Ted Appel, the principal at our school, made that comment when we were discussing that we can’t “fire our way to the Top or test our way to the Top” but, instead, we need to focus on “practicing to the Top.” In other words, we need to emphasize helping teachers hone their craft.

At the same time, we discussed how there is not necessarily universal agreement on what those “best practices” should be, and that’s when Ted commented on two of us who have very different teaching styles.

Coincidentally, the “question-of-the-week” at my Education Week Teacher column is “What Are Five Best Practices Teachers Can Implement?”

Many well-known and respected practitioners are contributing guest responses to that question, and I hope readers will also contribute. It will be interesting to see if there are any common denominators.

Also coincidentally, The Wall Street Journal published an article titled Two Economists on School Reform: We Know (A Few) Things That Work.
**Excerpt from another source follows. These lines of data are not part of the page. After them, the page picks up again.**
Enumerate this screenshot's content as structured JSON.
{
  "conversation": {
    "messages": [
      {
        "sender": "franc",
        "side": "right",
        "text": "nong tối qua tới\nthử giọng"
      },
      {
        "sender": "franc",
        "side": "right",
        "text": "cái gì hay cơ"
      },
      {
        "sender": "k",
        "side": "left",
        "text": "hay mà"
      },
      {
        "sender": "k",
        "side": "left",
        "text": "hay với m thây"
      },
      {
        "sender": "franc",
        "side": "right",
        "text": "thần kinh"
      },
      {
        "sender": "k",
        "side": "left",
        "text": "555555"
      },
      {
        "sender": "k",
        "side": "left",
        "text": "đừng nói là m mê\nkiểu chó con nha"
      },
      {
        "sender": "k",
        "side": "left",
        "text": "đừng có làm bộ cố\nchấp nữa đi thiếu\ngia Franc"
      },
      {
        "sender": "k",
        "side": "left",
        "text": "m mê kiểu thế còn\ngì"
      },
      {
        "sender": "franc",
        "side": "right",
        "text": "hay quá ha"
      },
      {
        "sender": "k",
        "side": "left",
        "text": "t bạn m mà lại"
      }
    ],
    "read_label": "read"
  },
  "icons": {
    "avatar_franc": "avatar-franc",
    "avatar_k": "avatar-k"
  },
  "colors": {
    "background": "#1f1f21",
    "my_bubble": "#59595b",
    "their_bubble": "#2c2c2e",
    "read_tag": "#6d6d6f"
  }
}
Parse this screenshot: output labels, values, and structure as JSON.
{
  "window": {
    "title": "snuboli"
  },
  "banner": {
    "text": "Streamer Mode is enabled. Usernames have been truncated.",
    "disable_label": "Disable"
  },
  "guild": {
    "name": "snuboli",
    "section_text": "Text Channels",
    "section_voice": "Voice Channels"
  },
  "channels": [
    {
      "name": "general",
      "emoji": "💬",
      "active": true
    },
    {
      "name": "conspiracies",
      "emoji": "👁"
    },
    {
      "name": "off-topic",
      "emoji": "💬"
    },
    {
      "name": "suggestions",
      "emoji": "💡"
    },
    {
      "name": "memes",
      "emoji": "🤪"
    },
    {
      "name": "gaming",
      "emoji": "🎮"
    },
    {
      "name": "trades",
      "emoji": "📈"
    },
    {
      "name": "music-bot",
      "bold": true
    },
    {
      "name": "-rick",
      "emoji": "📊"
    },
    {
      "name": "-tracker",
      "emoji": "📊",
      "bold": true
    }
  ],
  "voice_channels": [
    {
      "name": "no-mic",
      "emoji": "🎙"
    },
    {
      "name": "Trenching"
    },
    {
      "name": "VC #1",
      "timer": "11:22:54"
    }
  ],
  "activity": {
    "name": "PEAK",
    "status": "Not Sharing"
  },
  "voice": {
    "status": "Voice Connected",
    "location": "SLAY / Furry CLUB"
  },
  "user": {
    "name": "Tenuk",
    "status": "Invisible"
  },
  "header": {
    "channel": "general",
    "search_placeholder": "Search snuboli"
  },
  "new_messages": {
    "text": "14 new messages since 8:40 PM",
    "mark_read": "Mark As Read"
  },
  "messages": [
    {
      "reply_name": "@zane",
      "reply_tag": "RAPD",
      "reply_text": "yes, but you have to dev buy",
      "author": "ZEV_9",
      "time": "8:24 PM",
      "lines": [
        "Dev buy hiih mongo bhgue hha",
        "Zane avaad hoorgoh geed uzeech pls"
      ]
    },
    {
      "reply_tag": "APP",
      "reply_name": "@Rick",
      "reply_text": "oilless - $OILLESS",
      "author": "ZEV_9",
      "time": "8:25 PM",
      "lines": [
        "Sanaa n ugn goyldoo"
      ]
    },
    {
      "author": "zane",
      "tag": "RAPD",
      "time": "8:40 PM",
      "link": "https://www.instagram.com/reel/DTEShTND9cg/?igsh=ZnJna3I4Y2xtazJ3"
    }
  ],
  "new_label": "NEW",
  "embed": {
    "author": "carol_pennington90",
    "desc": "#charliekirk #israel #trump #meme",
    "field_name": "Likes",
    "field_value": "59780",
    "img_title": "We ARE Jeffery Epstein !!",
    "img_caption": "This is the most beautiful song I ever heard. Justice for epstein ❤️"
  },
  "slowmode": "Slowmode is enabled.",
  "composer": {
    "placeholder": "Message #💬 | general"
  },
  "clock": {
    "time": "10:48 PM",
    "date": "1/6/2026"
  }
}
It’s about a new book, Restoring Opportunity, and two economists examine three different schools to see how they achieve success. They claim to have identified some common practices, but I haven’t gotten a chance to read the book yet so can’t say for sure what I think of their findings (though I’m certainly skeptical of their assertion that Common Core is a key one and I do have a decidedly skeptical view of economists and education).

Interestingly, they created an infographic summarizing their book, which is embedded below using Pinterest (which means it won’t show-up in an RSS Reader).

Let me know if you think that, despite there being different communities, different students, and different teaching styles, there are some universals to good teaching practice…..